┌─ DATA SHOWN
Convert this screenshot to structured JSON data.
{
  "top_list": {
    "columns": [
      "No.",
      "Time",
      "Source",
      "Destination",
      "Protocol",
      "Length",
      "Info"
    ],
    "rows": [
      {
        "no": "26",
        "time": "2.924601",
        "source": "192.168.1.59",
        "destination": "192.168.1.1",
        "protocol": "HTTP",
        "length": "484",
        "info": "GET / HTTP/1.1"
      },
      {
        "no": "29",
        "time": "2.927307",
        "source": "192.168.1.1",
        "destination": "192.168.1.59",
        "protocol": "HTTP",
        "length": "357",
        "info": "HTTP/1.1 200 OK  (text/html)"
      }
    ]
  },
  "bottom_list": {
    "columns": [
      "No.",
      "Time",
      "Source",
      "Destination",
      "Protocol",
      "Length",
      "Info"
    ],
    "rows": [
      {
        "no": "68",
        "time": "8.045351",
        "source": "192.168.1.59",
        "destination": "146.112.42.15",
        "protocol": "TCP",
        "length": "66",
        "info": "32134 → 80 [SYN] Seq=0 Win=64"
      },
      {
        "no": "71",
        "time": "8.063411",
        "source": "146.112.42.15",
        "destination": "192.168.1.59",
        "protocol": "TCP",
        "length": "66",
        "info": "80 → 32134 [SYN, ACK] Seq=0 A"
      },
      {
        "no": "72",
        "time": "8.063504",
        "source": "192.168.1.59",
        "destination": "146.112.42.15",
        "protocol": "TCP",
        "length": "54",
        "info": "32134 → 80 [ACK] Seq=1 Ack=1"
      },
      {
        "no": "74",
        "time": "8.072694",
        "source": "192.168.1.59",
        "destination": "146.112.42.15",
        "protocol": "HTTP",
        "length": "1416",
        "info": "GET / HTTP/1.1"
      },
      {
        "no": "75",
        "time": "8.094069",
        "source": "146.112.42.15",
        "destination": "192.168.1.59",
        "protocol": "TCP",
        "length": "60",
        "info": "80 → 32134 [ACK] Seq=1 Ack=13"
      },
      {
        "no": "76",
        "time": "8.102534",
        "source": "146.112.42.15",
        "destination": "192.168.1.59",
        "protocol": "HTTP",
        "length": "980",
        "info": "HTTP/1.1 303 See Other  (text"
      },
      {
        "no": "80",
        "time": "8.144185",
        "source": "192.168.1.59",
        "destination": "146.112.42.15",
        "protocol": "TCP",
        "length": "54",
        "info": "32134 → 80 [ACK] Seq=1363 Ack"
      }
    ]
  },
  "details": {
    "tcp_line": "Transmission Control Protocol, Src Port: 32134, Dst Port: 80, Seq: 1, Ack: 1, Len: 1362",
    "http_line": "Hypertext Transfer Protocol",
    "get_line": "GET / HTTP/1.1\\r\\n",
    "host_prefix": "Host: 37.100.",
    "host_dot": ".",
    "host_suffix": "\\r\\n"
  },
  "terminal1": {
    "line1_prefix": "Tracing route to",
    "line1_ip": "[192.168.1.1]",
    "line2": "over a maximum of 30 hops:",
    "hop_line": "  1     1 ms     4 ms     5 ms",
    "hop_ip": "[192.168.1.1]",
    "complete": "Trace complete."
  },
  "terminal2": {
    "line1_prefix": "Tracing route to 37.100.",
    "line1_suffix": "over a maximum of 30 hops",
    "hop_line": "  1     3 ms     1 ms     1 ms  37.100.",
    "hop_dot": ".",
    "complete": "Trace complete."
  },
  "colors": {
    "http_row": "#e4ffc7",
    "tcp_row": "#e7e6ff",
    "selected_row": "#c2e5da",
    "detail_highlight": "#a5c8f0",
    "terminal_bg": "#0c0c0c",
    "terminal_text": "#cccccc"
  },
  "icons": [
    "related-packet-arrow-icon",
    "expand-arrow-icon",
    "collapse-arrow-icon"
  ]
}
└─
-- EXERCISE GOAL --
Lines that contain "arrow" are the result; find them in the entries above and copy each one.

-- RESPONSE BOX --
    "related-packet-arrow-icon",
    "expand-arrow-icon",
    "collapse-arrow-icon"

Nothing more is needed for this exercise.